[Opening Listed records section]
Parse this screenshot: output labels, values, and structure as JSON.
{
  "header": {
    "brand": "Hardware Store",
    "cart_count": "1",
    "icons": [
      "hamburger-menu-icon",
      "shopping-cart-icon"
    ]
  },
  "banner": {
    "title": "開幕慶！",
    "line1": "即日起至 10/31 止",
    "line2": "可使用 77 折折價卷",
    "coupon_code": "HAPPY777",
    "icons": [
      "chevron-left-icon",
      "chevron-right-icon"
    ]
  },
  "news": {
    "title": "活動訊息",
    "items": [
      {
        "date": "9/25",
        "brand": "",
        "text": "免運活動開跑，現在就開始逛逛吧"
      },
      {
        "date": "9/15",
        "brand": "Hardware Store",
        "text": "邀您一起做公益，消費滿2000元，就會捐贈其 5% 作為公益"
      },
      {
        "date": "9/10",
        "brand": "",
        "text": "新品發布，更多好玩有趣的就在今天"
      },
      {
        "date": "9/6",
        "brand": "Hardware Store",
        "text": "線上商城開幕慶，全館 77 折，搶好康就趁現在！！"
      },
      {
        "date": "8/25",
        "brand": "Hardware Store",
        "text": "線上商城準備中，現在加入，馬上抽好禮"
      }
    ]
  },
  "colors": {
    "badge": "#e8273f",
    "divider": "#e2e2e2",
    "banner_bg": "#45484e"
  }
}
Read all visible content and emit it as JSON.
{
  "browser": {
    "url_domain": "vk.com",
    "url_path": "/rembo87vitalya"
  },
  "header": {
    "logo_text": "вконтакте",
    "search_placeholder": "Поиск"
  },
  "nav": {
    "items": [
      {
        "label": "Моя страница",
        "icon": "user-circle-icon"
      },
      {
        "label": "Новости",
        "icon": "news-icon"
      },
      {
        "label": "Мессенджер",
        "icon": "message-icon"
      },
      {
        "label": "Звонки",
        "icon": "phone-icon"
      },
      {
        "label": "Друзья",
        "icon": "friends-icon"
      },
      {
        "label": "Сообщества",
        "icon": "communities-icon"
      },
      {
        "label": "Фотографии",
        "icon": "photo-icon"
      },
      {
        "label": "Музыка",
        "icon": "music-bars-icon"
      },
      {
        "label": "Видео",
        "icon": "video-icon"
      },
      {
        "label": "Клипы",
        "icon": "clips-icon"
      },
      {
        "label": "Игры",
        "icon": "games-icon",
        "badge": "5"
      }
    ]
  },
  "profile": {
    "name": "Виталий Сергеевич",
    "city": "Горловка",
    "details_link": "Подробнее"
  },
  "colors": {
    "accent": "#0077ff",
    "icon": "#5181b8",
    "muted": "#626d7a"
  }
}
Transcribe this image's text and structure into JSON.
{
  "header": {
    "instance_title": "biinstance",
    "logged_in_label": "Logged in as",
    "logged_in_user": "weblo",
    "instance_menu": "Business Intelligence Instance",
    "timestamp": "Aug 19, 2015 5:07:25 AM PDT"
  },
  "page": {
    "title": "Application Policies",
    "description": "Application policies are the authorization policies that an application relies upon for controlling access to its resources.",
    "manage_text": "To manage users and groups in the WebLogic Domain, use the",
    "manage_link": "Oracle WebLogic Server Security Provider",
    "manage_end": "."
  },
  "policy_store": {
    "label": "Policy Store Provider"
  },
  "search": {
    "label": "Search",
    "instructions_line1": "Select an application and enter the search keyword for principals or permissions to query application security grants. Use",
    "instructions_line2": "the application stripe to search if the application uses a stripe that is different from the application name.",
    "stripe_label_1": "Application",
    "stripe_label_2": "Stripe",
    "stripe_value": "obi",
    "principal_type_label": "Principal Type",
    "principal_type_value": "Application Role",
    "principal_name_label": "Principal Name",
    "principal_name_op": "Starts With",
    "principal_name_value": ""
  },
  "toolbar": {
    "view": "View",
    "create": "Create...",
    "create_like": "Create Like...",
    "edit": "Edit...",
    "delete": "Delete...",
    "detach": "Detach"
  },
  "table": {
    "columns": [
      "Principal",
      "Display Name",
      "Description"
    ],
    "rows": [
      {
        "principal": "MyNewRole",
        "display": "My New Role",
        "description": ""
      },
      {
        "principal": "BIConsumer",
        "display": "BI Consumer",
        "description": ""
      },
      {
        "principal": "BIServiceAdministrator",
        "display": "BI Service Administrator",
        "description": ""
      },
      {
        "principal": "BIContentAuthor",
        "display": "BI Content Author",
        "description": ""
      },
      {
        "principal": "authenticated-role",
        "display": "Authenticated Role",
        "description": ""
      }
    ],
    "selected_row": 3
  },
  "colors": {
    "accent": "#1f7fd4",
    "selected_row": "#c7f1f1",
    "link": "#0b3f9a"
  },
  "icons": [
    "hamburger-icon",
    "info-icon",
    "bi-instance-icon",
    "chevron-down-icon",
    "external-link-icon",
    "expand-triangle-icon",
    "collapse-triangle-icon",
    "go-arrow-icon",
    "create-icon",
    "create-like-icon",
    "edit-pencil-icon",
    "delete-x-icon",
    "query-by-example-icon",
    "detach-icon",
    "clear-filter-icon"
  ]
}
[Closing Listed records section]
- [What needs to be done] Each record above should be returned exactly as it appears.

- [Task solution]
Parse this screenshot: output labels, values, and structure as JSON.
{
  "header": {
    "brand": "Hardware Store",
    "cart_count": "1",
    "icons": [
      "hamburger-menu-icon",
      "shopping-cart-icon"
    ]
  },
  "banner": {
    "title": "開幕慶！",
    "line1": "即日起至 10/31 止",
    "line2": "可使用 77 折折價卷",
    "coupon_code": "HAPPY777",
    "icons": [
      "chevron-left-icon",
      "chevron-right-icon"
    ]
  },
  "news": {
    "title": "活動訊息",
    "items": [
      {
        "date": "9/25",
        "brand": "",
        "text": "免運活動開跑，現在就開始逛逛吧"
      },
      {
        "date": "9/15",
        "brand": "Hardware Store",
        "text": "邀您一起做公益，消費滿2000元，就會捐贈其 5% 作為公益"
      },
      {
        "date": "9/10",
        "brand": "",
        "text": "新品發布，更多好玩有趣的就在今天"
      },
      {
        "date": "9/6",
        "brand": "Hardware Store",
        "text": "線上商城開幕慶，全館 77 折，搶好康就趁現在！！"
      },
      {
        "date": "8/25",
        "brand": "Hardware Store",
        "text": "線上商城準備中，現在加入，馬上抽好禮"
      }
    ]
  },
  "colors": {
    "badge": "#e8273f",
    "divider": "#e2e2e2",
    "banner_bg": "#45484e"
  }
}
Read all visible content and emit it as JSON.
{
  "browser": {
    "url_domain": "vk.com",
    "url_path": "/rembo87vitalya"
  },
  "header": {
    "logo_text": "вконтакте",
    "search_placeholder": "Поиск"
  },
  "nav": {
    "items": [
      {
        "label": "Моя страница",
        "icon": "user-circle-icon"
      },
      {
        "label": "Новости",
        "icon": "news-icon"
      },
      {
        "label": "Мессенджер",
        "icon": "message-icon"
      },
      {
        "label": "Звонки",
        "icon": "phone-icon"
      },
      {
        "label": "Друзья",
        "icon": "friends-icon"
      },
      {
        "label": "Сообщества",
        "icon": "communities-icon"
      },
      {
        "label": "Фотографии",
        "icon": "photo-icon"
      },
      {
        "label": "Музыка",
        "icon": "music-bars-icon"
      },
      {
        "label": "Видео",
        "icon": "video-icon"
      },
      {
        "label": "Клипы",
        "icon": "clips-icon"
      },
      {
        "label": "Игры",
        "icon": "games-icon",
        "badge": "5"
      }
    ]
  },
  "profile": {
    "name": "Виталий Сергеевич",
    "city": "Горловка",
    "details_link": "Подробнее"
  },
  "colors": {
    "accent": "#0077ff",
    "icon": "#5181b8",
    "muted": "#626d7a"
  }
}
Transcribe this image's text and structure into JSON.
{
  "header": {
    "instance_title": "biinstance",
    "logged_in_label": "Logged in as",
    "logged_in_user": "weblo",
    "instance_menu": "Business Intelligence Instance",
    "timestamp": "Aug 19, 2015 5:07:25 AM PDT"
  },
  "page": {
    "title": "Application Policies",
    "description": "Application policies are the authorization policies that an application relies upon for controlling access to its resources.",
    "manage_text": "To manage users and groups in the WebLogic Domain, use the",
    "manage_link": "Oracle WebLogic Server Security Provider",
    "manage_end": "."
  },
  "policy_store": {
    "label": "Policy Store Provider"
  },
  "search": {
    "label": "Search",
    "instructions_line1": "Select an application and enter the search keyword for principals or permissions to query application security grants. Use",
    "instructions_line2": "the application stripe to search if the application uses a stripe that is different from the application name.",
    "stripe_label_1": "Application",
    "stripe_label_2": "Stripe",
    "stripe_value": "obi",
    "principal_type_label": "Principal Type",
    "principal_type_value": "Application Role",
    "principal_name_label": "Principal Name",
    "principal_name_op": "Starts With",
    "principal_name_value": ""
  },
  "toolbar": {
    "view": "View",
    "create": "Create...",
    "create_like": "Create Like...",
    "edit": "Edit...",
    "delete": "Delete...",
    "detach": "Detach"
  },
  "table": {
    "columns": [
      "Principal",
      "Display Name",
      "Description"
    ],
    "rows": [
      {
        "principal": "MyNewRole",
        "display": "My New Role",
        "description": ""
      },
      {
        "principal": "BIConsumer",
        "display": "BI Consumer",
        "description": ""
      },
      {
        "principal": "BIServiceAdministrator",
        "display": "BI Service Administrator",
        "description": ""
      },
      {
        "principal": "BIContentAuthor",
        "display": "BI Content Author",
        "description": ""
      },
      {
        "principal": "authenticated-role",
        "display": "Authenticated Role",
        "description": ""
      }
    ],
    "selected_row": 3
  },
  "colors": {
    "accent": "#1f7fd4",
    "selected_row": "#c7f1f1",
    "link": "#0b3f9a"
  },
  "icons": [
    "hamburger-icon",
    "info-icon",
    "bi-instance-icon",
    "chevron-down-icon",
    "external-link-icon",
    "expand-triangle-icon",
    "collapse-triangle-icon",
    "go-arrow-icon",
    "create-icon",
    "create-like-icon",
    "edit-pencil-icon",
    "delete-x-icon",
    "query-by-example-icon",
    "detach-icon",
    "clear-filter-icon"
  ]
}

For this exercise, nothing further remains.